  6. "By networked, I mean that the system should be able to offer multiple routes to a destination to offer shortcuts (to reduce time in transit) and to bypass problems in the system (broken down vehicles or pods or gondolas). I have yet to see a gondola system that offers this level of flexibility." Pot calls the kettle "black." PRT has never demonstrated this degree of flexibility either.
  7. I believe I already said that. Read the whole response. Now that we have that out of the way, PRT does have the capability to do it. In fact, to a very small extent, this capability already exists at Heathrow. Plans are still in place to expand both the Heathrow network and the Masdar City network.
  8. Again: To a very small extent, this capability exists at Heathrow. As for your plans at Masdar . . . Have you looked them up lately? Masdar's basically dead in the water. It's now a point-to-point, 2 station people mover.

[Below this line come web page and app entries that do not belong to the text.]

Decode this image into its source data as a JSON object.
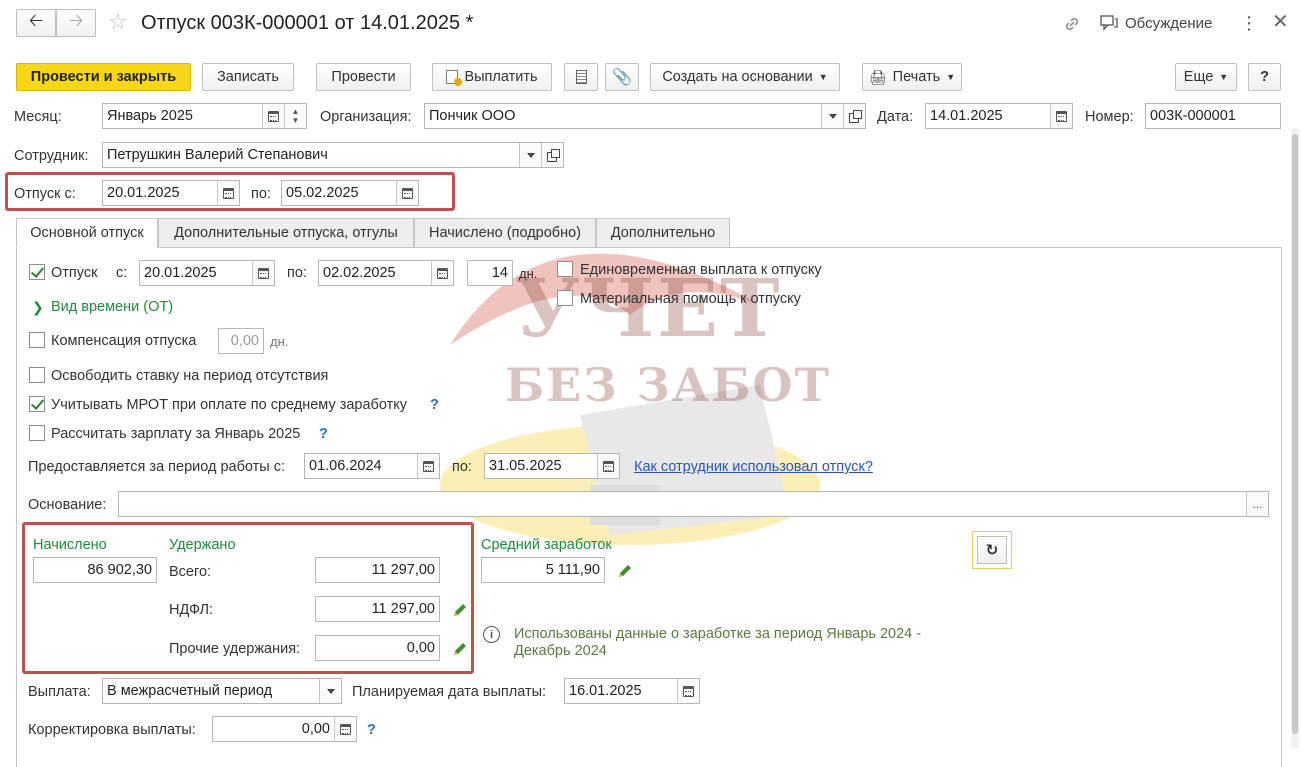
{
  "title": "Отпуск 003К-000001 от 14.01.2025 *",
  "header": {
    "discussion_label": "Обсуждение"
  },
  "toolbar": {
    "post_close": "Провести и закрыть",
    "save": "Записать",
    "post": "Провести",
    "pay": "Выплатить",
    "create_basis": "Создать на основании",
    "print": "Печать",
    "more": "Еще",
    "help": "?"
  },
  "form": {
    "month_label": "Месяц:",
    "month_value": "Январь 2025",
    "org_label": "Организация:",
    "org_value": "Пончик ООО",
    "date_label": "Дата:",
    "date_value": "14.01.2025",
    "number_label": "Номер:",
    "number_value": "003К-000001",
    "employee_label": "Сотрудник:",
    "employee_value": "Петрушкин Валерий Степанович",
    "leave_from_label": "Отпуск с:",
    "leave_from_value": "20.01.2025",
    "leave_to_label": "по:",
    "leave_to_value": "05.02.2025"
  },
  "tabs": [
    {
      "label": "Основной отпуск"
    },
    {
      "label": "Дополнительные отпуска, отгулы"
    },
    {
      "label": "Начислено (подробно)"
    },
    {
      "label": "Дополнительно"
    }
  ],
  "main": {
    "leave_label": "Отпуск",
    "leave_from_label": "с:",
    "leave_from": "20.01.2025",
    "leave_to_label": "по:",
    "leave_to": "02.02.2025",
    "days": "14",
    "days_unit": "дн.",
    "lump_sum": "Единовременная выплата к отпуску",
    "material_aid": "Материальная помощь к отпуску",
    "time_type": "Вид времени (ОТ)",
    "compensation": "Компенсация отпуска",
    "compensation_days": "0,00",
    "compensation_unit": "дн.",
    "release_rate": "Освободить ставку на период отсутствия",
    "mrot": "Учитывать МРОТ при оплате по среднему заработку",
    "calc_salary": "Рассчитать зарплату за Январь 2025",
    "help_q": "?",
    "period_label": "Предоставляется за период работы с:",
    "period_from": "01.06.2024",
    "period_to_label": "по:",
    "period_to": "31.05.2025",
    "usage_link": "Как сотрудник использовал отпуск?",
    "basis_label": "Основание:",
    "basis_value": "",
    "basis_btn": "...",
    "accrued_label": "Начислено",
    "accrued_value": "86 902,30",
    "withheld_label": "Удержано",
    "total_label": "Всего:",
    "total_value": "11 297,00",
    "ndfl_label": "НДФЛ:",
    "ndfl_value": "11 297,00",
    "other_label": "Прочие удержания:",
    "other_value": "0,00",
    "avg_label": "Средний заработок",
    "avg_value": "5 111,90",
    "info_text_1": "Использованы данные о заработке за период Январь 2024 -",
    "info_text_2": "Декабрь 2024",
    "payout_label": "Выплата:",
    "payout_value": "В межрасчетный период",
    "planned_label": "Планируемая дата выплаты:",
    "planned_value": "16.01.2025",
    "correction_label": "Корректировка выплаты:",
    "correction_value": "0,00"
  },
  "watermark": {
    "line1": "УЧЕТ",
    "line2": "БЕЗ ЗАБОТ"
  },
  "colors": {
    "primary_button": "#f7d615",
    "highlight_box": "#c0504d",
    "label_green": "#1f8a3b"
  }
}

Doesn't quite live up to all that PRT presupposes it to, does it? My problem with PRT is that it over-promises and under-delivers - for the last 60 years. When it comes to CPT, we're not promising much more than a cost-effective system to solve last mile problems with LT1M wait times. Nothing more. CPT has proven itself capable of solving that problem. PRT hasn't been able to prove it after 60 years.